=== Information given ===
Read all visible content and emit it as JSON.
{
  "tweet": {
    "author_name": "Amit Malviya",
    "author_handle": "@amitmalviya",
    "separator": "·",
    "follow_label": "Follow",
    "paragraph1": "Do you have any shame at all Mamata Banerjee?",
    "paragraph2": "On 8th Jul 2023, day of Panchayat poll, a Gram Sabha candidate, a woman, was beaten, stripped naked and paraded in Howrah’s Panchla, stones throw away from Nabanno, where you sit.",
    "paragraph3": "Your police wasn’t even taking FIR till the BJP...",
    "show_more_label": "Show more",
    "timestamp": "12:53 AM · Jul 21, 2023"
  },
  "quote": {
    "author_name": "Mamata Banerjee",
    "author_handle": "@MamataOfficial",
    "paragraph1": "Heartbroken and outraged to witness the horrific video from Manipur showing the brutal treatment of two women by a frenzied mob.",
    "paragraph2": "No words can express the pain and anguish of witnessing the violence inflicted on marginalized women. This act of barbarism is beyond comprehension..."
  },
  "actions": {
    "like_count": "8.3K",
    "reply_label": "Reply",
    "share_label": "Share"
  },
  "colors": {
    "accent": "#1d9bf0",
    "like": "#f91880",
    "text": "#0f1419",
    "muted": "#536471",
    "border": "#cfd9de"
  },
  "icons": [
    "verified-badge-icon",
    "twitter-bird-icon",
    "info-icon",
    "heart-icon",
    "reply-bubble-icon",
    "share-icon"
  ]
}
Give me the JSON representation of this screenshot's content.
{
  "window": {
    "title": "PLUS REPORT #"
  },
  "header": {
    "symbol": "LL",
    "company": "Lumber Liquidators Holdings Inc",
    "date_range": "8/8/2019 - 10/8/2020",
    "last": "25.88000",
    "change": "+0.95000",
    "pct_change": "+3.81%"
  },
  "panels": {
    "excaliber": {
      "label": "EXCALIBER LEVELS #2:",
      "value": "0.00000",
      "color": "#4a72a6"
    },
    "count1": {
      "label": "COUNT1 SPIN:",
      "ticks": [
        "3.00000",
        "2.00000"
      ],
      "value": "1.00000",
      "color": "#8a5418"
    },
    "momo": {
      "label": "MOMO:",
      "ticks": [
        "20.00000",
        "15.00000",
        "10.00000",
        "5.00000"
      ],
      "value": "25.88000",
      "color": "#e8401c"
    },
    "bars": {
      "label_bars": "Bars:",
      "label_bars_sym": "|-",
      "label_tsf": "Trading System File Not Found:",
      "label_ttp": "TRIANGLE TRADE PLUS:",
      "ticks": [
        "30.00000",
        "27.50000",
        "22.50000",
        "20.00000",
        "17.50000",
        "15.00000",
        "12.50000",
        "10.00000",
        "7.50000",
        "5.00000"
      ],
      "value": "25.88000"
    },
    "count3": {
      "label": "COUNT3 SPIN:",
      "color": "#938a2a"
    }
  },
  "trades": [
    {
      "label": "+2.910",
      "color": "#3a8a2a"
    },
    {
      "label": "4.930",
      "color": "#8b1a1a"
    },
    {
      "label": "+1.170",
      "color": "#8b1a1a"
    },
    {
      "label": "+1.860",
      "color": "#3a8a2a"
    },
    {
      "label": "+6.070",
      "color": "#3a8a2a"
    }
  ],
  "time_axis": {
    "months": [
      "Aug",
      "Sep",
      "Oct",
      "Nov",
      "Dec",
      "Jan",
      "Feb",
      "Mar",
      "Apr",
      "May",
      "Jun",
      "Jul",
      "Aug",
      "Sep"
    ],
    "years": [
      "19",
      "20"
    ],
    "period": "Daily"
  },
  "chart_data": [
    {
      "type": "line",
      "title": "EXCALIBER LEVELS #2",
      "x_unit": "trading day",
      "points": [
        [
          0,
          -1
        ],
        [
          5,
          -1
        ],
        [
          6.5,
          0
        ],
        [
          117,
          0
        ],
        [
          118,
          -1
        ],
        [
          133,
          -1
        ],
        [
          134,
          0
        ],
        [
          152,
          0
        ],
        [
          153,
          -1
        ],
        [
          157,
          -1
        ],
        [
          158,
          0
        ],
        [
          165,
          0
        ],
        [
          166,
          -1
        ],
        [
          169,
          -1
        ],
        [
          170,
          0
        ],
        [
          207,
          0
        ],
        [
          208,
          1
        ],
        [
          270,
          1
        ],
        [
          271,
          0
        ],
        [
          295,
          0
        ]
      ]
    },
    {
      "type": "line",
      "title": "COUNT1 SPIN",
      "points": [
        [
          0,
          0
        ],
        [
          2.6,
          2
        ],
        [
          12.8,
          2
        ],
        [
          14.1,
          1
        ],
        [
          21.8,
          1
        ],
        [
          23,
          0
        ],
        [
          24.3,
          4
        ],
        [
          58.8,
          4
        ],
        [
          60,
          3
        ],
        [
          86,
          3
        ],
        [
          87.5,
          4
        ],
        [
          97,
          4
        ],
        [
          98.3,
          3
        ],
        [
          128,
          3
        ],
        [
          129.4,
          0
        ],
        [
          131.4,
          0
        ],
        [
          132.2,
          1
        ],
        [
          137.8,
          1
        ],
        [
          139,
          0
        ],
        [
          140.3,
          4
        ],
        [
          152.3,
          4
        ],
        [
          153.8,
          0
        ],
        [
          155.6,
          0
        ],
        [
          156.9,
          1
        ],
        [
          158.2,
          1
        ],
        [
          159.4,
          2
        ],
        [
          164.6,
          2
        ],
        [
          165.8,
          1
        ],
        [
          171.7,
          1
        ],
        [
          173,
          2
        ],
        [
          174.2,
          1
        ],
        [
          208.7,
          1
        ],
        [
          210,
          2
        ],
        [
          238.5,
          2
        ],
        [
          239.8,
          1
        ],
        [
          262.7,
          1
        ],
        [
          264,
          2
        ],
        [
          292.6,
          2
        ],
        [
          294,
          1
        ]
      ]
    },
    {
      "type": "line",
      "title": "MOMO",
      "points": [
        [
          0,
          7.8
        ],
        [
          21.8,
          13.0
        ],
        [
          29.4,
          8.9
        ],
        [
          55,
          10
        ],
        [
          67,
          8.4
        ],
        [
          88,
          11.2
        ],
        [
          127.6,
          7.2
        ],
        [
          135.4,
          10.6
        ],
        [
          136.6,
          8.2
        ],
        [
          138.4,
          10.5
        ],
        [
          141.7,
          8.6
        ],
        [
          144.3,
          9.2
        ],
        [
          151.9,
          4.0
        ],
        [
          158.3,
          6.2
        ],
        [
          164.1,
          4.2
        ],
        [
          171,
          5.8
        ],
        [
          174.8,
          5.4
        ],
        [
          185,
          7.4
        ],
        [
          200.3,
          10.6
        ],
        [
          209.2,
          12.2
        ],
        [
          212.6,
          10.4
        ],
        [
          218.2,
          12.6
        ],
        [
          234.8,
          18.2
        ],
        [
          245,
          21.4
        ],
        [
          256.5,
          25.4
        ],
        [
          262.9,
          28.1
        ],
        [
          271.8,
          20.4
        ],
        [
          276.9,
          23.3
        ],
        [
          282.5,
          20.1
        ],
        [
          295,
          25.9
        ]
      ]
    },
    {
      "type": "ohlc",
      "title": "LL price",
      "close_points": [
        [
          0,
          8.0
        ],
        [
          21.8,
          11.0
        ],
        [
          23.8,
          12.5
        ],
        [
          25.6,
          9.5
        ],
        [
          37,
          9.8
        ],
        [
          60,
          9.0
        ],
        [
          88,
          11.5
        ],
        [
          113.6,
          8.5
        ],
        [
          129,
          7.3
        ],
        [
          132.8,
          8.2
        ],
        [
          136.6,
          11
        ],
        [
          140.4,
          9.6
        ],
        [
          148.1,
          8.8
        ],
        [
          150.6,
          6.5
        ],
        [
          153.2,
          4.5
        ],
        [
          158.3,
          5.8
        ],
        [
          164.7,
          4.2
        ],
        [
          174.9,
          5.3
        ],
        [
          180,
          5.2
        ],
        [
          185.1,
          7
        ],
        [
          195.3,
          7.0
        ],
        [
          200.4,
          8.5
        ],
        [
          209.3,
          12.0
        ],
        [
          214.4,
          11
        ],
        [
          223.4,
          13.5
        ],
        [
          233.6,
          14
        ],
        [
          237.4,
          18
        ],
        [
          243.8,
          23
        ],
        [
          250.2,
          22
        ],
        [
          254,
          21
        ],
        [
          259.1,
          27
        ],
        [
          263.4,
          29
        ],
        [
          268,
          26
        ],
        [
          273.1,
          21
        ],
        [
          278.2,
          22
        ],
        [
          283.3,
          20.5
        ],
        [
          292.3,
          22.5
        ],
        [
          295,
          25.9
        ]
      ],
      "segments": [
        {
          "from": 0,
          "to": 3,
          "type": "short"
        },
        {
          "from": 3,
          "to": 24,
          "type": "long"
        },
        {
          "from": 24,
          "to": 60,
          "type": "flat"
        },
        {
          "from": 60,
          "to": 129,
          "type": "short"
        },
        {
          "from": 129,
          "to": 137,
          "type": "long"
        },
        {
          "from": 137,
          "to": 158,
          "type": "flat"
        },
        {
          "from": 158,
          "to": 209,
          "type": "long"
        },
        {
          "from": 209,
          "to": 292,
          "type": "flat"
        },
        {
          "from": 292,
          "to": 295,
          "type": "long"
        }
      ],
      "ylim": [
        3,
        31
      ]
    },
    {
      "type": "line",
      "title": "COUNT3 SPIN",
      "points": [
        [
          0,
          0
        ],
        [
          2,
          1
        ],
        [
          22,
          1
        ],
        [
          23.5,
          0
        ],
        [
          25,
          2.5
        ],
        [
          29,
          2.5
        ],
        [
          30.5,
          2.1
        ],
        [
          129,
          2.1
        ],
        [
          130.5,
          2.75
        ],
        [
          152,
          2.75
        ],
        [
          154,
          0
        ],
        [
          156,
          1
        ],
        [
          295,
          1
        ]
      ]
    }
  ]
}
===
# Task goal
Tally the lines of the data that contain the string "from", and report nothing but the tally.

# Solution to this problem
11